Article Text

Download PDFPDF

Expectations and experiences of hospital postnatal care in the UK: a systematic review of quantitative and qualitative studies
  1. Reem Malouf,
  2. Jane Henderson,
  3. Fiona Alderdice
  1. Nuffield Department of Population Health, National Perinatal Epidemiology Unit, Oxford, UK
  1. Correspondence to Professor Fiona Alderdice; fiona.alderdice{at}


Objectives To report on women’s and families’ expectations and experiences of hospital postnatal care, and also to reflect on women’s satisfaction with hospital postnatal care and to relate their expectations to their actual care experiences.

Design Systematic review.

Setting UK.

Participants Postnatal women.

Primary and secondary outcomes Women’s and families’ expectations, experiences and satisfaction with hospital postnatal care.

Methods Embase, MEDLINE, PsycINFO, Applied Social Sciences Index and Abstracts, Cumulative Index to Nursing and Allied Health (CINAHL Plus), Science Citation Index, and Social Sciences Citation Index were searched to identify relevant studies published since 1970. We incorporated findings from qualitative, quantitative and mixed-methods studies. Eligible studies were independently screened and quality-assessed using a modified version of the National Institutes of Health Quality Assessment Tool for quantitative studies and the Critical Appraisal Skills Programme for qualitative studies. Data were extracted on participants’ characteristics, study period, setting, study objective and study specified outcomes, in addition to the summary of results.

Results Data were included from 53 studies, of which 28 were quantitative, 19 were qualitative and 6 were mixed-methods studies. The methodological quality of the included studies was mixed, and only three were completely free from bias. Women were generally satisfied with their hospital postnatal care but were critical of staff interaction, the ward environment and infant feeding support. Ethnic minority women were more critical of hospital postnatal care than white women. Although duration of postnatal stay has declined over time, women were generally happy with this aspect of their care. There was limited evidence regarding women’s expectations of postnatal care, families’ experience and social disadvantage.

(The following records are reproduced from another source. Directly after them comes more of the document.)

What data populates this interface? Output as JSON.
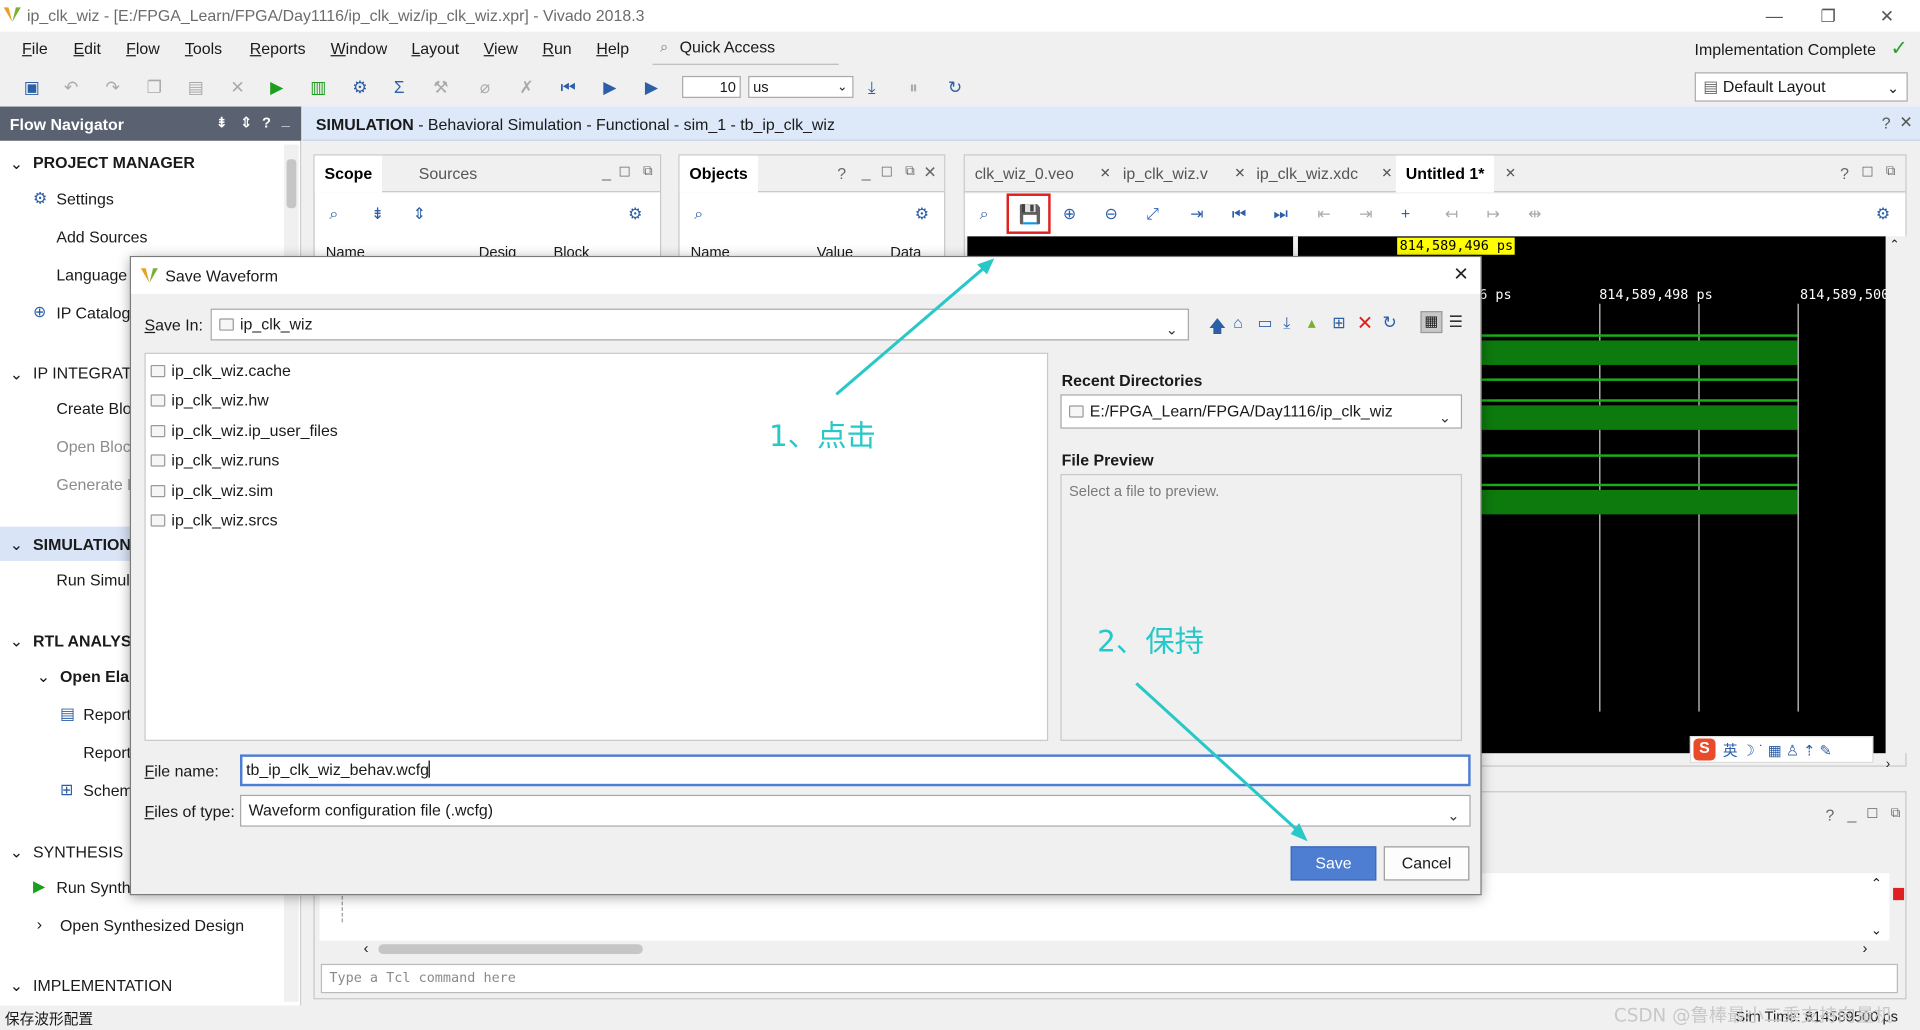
{
  "window": {
    "title": "ip_clk_wiz - [E:/FPGA_Learn/FPGA/Day1116/ip_clk_wiz/ip_clk_wiz.xpr] - Vivado 2018.3"
  },
  "menu": [
    "File",
    "Edit",
    "Flow",
    "Tools",
    "Reports",
    "Window",
    "Layout",
    "View",
    "Run",
    "Help"
  ],
  "quick_access": "Quick Access",
  "status_right": "Implementation Complete",
  "toolbar": {
    "time_value": "10",
    "time_unit": "us",
    "layout": "Default Layout"
  },
  "flow_navigator": {
    "title": "Flow Navigator",
    "sections": {
      "project_manager": "PROJECT MANAGER",
      "settings": "Settings",
      "add_sources": "Add Sources",
      "language": "Language T",
      "ip_catalog": "IP Catalog",
      "ip_integrator": "IP INTEGRATO",
      "create_block": "Create Bloc",
      "open_block": "Open Block",
      "generate_block": "Generate B",
      "simulation": "SIMULATION",
      "run_sim": "Run Simula",
      "rtl_analysis": "RTL ANALYSI",
      "open_elab": "Open Elab",
      "report1": "Report",
      "report2": "Report",
      "schem": "Schem",
      "synthesis": "SYNTHESIS",
      "run_synth": "Run Synthe",
      "open_synth": "Open Synthesized Design",
      "implementation": "IMPLEMENTATION"
    }
  },
  "sim_header": {
    "bold": "SIMULATION",
    "rest": " - Behavioral Simulation - Functional - sim_1 - tb_ip_clk_wiz"
  },
  "scope_panel": {
    "tabs": [
      "Scope",
      "Sources"
    ],
    "cols": [
      "Name",
      "Desig",
      "Block"
    ]
  },
  "objects_panel": {
    "title": "Objects",
    "cols": [
      "Name",
      "Value",
      "Data"
    ]
  },
  "wave_panel": {
    "tabs": [
      "clk_wiz_0.veo",
      "ip_clk_wiz.v",
      "ip_clk_wiz.xdc",
      "Untitled 1*"
    ],
    "cursor": "814,589,496 ps",
    "ticks": [
      "6 ps",
      "814,589,498 ps",
      "814,589,500"
    ]
  },
  "tcl": {
    "placeholder": "Type a Tcl command here"
  },
  "statusbar": {
    "left": "保存波形配置",
    "right": "Sim Time: 814589500 ps",
    "watermark": "CSDN @鲁棒最小二乘支持向量机"
  },
  "dialog": {
    "title": "Save Waveform",
    "save_in_label": "Save In:",
    "save_in_value": "ip_clk_wiz",
    "files": [
      "ip_clk_wiz.cache",
      "ip_clk_wiz.hw",
      "ip_clk_wiz.ip_user_files",
      "ip_clk_wiz.runs",
      "ip_clk_wiz.sim",
      "ip_clk_wiz.srcs"
    ],
    "recent_label": "Recent Directories",
    "recent_value": "E:/FPGA_Learn/FPGA/Day1116/ip_clk_wiz",
    "preview_label": "File Preview",
    "preview_text": "Select a file to preview.",
    "filename_label": "File name:",
    "filename_value": "tb_ip_clk_wiz_behav.wcfg",
    "filetype_label": "Files of type:",
    "filetype_value": "Waveform configuration file (.wcfg)",
    "save_btn": "Save",
    "cancel_btn": "Cancel"
  },
  "annotations": {
    "step1": "1、点击",
    "step2": "2、保持"
  },
  "colors": {
    "accent": "#4e7ed2",
    "annotation": "#29c8c8",
    "wave_green": "#0d7a0d",
    "highlight_box": "#e02020"
  }
}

Conclusion Women were generally positive about their experiences of hospital postnatal care, but improvements could still be made. Individualised, flexible models of postnatal care should be evaluated and implemented.

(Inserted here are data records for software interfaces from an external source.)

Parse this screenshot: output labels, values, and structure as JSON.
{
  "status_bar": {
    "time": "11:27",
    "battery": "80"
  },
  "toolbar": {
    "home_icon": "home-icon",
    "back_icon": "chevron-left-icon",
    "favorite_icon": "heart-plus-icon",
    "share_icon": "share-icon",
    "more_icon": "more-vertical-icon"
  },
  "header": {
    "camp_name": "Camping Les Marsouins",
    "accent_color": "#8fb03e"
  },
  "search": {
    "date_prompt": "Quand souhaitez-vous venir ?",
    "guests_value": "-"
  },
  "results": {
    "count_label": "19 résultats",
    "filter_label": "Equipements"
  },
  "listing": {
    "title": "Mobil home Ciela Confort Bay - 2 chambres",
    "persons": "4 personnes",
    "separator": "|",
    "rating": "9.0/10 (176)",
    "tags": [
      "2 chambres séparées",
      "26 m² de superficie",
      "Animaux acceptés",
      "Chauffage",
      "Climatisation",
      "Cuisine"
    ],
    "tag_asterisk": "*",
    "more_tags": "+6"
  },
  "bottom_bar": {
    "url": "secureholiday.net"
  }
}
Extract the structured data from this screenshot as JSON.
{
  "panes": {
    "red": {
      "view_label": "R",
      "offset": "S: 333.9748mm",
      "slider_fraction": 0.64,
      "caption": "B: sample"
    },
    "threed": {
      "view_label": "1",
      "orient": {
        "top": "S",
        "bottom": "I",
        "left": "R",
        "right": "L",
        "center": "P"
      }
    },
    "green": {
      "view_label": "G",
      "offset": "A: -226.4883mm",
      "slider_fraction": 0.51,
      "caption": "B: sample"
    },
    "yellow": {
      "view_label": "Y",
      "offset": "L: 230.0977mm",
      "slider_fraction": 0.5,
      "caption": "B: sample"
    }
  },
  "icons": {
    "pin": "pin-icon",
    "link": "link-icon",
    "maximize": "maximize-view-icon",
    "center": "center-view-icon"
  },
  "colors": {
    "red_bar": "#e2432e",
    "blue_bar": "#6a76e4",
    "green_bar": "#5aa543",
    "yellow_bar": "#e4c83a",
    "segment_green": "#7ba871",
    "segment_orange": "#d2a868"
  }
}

PROSPERO registration number CRD42017057913.

  • postnatal care
  • women’s experience
  • systematic review

This is an open access article distributed in accordance with the Creative Commons Attribution Non Commercial (CC BY-NC 4.0) license, which permits others to distribute, remix, adapt, build upon this work non-commercially, and license their derivative works on different terms, provided the original work is properly cited, appropriate credit is given, any changes made indicated, and the use is non-commercial. See:

Statistics from

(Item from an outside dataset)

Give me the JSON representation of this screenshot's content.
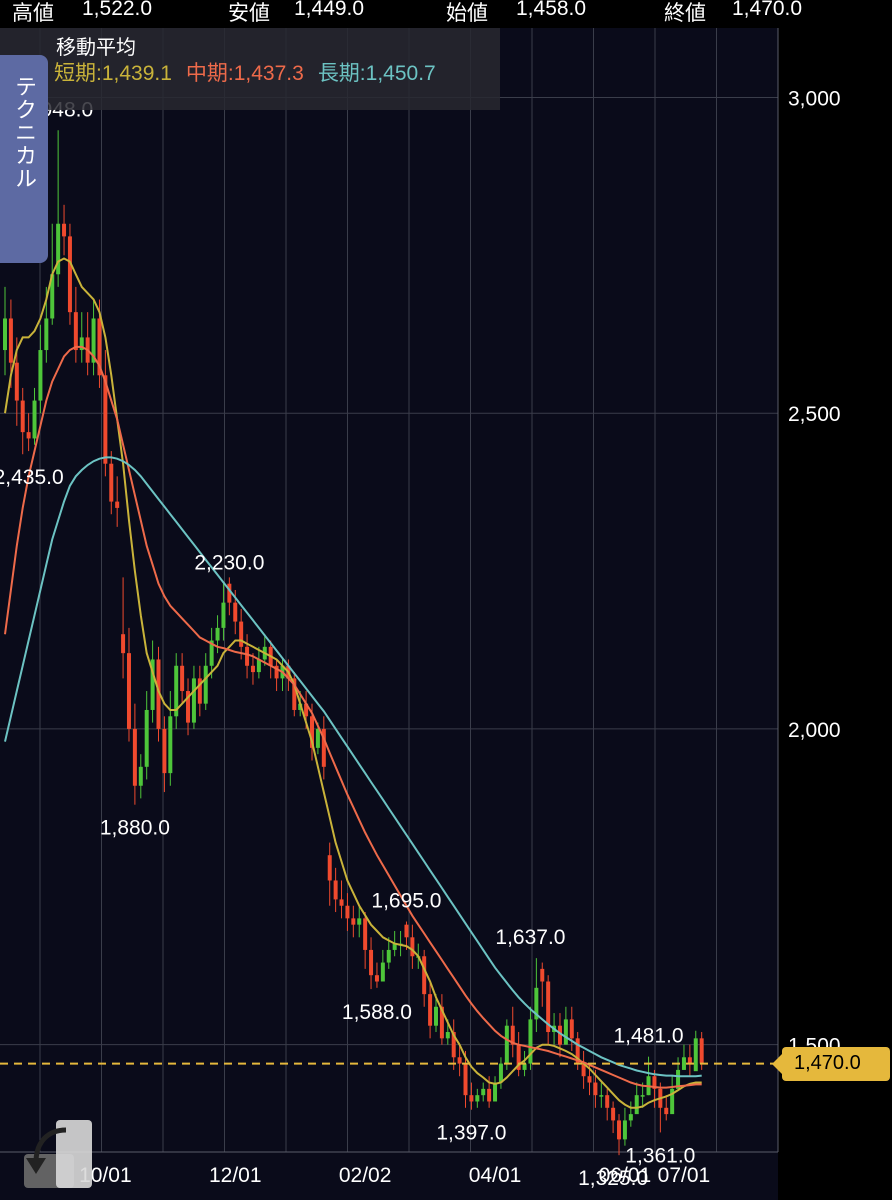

  • Contributors FA conceived the idea and planned the project. FA, JH and RM developed the protocol, and RM developed the search strategy. RM, JH and FA screened the search results and full papers, assessed the quality of included papers, extracted the data and synthesised the results. RM, JH and FA drafted the manuscript, and all authors agreed on the final manuscript. RM conducted the search update. RM and FA screened and extracted the updated results, and RM, JH and FA agreed on the revised manuscript.

  • Funding This paper reports on an independent study whichwas funded by the Policy Research Programme in the Department of Health. The views expressed are not necessarily those of the Department. The Department of Health was not involved in any aspect of the study.

  • Disclaimer The views expressed are not necessarily those of the Department.

  • Competing interests None declared.

  • Provenance and peer review Not commissioned; externally peer reviewed.

  • Data sharing statement All the data included in this systematic review are in the public domain.

  • Patient consent for publication Not required.

Request Permissions

If you wish to reuse any or all of this article please use the link below which will take you to the Copyright Clearance Center’s RightsLink service. You will be able to get a quick price and instant permission to reuse the content in many different ways.